[Page and application data records]
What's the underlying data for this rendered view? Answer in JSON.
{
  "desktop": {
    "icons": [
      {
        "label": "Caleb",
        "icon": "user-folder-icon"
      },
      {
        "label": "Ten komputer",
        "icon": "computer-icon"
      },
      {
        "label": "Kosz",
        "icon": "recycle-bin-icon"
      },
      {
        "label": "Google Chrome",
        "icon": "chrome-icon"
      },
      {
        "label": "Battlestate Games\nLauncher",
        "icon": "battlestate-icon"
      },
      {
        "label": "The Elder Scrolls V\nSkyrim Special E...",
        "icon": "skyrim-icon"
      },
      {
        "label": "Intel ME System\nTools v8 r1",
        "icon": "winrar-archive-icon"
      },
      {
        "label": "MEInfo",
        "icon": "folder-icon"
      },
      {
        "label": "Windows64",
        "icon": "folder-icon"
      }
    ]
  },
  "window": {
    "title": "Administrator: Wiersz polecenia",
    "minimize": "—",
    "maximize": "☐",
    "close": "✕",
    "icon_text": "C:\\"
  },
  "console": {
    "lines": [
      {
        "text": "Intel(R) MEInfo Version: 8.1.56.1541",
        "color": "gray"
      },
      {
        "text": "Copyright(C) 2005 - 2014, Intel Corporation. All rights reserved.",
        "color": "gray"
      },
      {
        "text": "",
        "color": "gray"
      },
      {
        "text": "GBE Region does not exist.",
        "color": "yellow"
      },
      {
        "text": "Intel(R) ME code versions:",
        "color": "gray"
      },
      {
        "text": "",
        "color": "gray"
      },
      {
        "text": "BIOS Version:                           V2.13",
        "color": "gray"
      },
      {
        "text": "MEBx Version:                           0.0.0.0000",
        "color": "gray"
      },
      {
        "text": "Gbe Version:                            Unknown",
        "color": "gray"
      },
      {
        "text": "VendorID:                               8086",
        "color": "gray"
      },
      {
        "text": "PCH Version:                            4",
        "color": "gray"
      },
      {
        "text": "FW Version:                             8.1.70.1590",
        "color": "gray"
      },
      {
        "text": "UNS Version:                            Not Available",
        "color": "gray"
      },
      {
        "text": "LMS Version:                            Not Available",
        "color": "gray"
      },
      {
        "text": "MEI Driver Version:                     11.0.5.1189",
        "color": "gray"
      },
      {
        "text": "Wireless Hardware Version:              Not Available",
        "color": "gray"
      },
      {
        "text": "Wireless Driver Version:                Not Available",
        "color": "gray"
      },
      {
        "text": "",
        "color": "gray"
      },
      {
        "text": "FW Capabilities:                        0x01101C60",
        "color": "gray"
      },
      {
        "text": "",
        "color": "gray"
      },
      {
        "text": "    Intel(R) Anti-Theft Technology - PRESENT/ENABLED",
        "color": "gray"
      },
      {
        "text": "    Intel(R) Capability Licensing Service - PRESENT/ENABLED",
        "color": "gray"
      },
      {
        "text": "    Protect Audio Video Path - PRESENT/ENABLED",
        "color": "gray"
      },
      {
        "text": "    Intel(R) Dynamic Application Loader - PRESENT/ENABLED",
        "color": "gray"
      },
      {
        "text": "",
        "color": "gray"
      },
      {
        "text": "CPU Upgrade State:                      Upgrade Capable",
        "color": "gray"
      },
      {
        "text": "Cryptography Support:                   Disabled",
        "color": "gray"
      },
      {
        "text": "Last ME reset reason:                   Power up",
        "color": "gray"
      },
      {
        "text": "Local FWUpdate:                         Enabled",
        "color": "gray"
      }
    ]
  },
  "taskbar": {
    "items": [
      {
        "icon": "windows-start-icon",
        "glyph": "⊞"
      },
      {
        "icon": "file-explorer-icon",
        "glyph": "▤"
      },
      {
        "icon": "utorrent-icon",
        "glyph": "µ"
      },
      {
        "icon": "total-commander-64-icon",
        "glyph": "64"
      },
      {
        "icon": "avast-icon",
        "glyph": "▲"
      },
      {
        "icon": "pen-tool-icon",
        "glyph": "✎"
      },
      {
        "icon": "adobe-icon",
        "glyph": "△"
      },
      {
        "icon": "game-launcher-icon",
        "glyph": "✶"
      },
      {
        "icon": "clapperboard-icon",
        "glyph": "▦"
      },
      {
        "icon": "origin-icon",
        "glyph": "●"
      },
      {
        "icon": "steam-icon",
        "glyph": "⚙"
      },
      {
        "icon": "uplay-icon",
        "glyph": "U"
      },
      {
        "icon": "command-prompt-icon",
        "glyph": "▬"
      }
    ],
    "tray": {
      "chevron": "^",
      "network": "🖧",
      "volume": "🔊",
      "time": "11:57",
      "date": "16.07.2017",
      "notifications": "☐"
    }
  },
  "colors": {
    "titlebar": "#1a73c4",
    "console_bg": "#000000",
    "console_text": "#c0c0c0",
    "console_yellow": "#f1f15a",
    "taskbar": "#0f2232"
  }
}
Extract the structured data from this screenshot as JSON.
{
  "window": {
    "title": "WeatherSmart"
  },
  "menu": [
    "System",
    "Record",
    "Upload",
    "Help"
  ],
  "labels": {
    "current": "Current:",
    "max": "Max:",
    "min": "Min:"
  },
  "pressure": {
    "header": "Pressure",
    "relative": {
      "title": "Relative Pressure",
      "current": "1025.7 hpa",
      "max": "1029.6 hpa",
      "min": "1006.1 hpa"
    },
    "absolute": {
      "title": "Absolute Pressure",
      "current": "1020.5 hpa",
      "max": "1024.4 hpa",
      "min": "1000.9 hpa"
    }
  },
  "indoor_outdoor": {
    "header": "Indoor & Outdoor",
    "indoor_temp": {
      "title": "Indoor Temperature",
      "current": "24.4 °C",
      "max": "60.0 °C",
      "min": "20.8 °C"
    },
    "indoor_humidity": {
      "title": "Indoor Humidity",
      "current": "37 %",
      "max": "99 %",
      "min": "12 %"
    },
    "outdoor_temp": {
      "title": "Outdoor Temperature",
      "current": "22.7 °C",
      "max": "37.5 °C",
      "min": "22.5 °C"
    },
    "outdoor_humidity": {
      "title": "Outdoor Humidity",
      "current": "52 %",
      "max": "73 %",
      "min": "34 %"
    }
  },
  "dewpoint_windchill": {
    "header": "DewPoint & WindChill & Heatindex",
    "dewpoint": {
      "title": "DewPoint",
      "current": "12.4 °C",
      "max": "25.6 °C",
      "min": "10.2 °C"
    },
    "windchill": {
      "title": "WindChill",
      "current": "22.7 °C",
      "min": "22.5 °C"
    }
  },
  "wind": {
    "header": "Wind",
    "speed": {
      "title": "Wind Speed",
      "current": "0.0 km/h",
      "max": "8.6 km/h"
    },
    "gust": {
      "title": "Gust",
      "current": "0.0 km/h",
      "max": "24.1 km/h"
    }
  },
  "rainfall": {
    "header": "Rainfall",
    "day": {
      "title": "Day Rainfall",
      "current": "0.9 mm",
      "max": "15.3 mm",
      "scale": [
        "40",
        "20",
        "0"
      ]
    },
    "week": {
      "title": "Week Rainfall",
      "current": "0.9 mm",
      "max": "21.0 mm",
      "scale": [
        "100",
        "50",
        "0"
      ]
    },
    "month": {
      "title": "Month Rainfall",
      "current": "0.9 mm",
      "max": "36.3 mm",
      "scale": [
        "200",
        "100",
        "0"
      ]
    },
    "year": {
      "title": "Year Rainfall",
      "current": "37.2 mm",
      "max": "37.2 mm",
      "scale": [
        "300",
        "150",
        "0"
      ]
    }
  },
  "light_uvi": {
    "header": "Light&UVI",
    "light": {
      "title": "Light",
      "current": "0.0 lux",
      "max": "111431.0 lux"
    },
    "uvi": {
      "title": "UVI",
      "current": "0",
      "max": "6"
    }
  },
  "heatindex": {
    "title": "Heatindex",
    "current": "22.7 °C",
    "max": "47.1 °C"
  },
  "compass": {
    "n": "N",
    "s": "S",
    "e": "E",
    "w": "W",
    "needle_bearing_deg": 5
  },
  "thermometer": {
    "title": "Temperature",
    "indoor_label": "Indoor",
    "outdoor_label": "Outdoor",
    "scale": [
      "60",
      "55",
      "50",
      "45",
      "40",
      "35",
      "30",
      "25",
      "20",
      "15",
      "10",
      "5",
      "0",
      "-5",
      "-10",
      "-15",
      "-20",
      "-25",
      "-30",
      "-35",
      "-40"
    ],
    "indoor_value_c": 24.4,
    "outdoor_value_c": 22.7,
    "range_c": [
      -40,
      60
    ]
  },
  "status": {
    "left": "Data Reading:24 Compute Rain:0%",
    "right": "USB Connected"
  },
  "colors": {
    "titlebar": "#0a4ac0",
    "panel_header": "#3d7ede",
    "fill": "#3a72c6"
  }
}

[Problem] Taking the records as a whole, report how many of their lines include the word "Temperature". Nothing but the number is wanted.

[Exercise output] 3